▶ Work task
The answer should consist of each line below that contains the word "value".

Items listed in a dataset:
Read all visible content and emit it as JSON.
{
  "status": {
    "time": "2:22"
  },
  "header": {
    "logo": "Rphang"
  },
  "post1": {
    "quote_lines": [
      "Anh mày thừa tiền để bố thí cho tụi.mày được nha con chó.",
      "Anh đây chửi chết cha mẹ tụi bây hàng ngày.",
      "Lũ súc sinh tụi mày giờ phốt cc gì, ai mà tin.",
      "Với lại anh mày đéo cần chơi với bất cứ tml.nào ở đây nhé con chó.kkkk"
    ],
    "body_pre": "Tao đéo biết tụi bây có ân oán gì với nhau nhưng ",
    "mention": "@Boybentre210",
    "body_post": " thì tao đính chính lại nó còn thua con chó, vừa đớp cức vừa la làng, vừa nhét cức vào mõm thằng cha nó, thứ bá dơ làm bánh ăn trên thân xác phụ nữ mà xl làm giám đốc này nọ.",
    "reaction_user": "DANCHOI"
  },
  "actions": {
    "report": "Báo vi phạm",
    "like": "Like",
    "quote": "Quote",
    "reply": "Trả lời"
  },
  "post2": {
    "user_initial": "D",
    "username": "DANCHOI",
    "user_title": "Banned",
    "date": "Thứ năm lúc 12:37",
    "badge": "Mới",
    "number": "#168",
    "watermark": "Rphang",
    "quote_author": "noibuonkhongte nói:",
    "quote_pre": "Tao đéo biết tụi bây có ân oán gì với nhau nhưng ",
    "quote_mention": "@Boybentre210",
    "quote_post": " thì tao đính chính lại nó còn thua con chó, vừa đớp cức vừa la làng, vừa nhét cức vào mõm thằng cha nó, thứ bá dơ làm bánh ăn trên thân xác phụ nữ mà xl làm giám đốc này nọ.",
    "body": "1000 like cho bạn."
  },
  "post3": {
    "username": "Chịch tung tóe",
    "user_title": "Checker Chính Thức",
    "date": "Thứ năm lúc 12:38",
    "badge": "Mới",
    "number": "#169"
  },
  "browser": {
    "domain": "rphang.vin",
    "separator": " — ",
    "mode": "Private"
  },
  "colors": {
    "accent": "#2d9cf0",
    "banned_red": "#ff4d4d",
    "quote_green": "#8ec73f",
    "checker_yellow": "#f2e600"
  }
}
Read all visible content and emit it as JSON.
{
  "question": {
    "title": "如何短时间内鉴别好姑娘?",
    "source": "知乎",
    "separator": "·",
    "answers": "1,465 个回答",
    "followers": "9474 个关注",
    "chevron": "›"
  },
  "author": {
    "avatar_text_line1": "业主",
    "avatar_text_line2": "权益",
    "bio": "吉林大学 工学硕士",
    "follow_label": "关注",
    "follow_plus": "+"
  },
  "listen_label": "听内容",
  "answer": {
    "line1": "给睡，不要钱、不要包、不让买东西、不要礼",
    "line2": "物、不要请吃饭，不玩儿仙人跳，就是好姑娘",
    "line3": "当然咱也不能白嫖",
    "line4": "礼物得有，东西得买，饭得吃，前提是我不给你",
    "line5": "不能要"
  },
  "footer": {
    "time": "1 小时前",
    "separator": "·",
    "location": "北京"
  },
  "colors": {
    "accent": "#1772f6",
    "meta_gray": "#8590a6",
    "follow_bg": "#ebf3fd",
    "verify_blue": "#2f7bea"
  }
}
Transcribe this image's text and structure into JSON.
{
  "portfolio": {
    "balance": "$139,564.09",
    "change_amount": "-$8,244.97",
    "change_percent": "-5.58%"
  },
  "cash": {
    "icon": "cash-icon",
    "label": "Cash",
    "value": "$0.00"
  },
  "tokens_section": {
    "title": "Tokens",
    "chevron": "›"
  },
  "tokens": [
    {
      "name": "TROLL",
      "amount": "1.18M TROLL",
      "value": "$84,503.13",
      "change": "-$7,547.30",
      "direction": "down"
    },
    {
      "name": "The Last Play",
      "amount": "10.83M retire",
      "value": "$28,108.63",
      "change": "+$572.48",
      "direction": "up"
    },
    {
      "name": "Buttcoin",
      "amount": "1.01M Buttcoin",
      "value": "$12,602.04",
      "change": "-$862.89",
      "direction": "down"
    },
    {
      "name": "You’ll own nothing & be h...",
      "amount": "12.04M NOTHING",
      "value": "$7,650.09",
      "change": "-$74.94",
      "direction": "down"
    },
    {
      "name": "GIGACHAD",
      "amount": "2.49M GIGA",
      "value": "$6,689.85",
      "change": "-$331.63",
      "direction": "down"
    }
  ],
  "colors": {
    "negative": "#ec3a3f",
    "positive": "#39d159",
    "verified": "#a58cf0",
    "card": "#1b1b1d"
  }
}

▶ Response to this task
    "value": "$0.00"
      "value": "$84,503.13",
      "value": "$28,108.63",
      "value": "$12,602.04",
      "value": "$7,650.09",
      "value": "$6,689.85",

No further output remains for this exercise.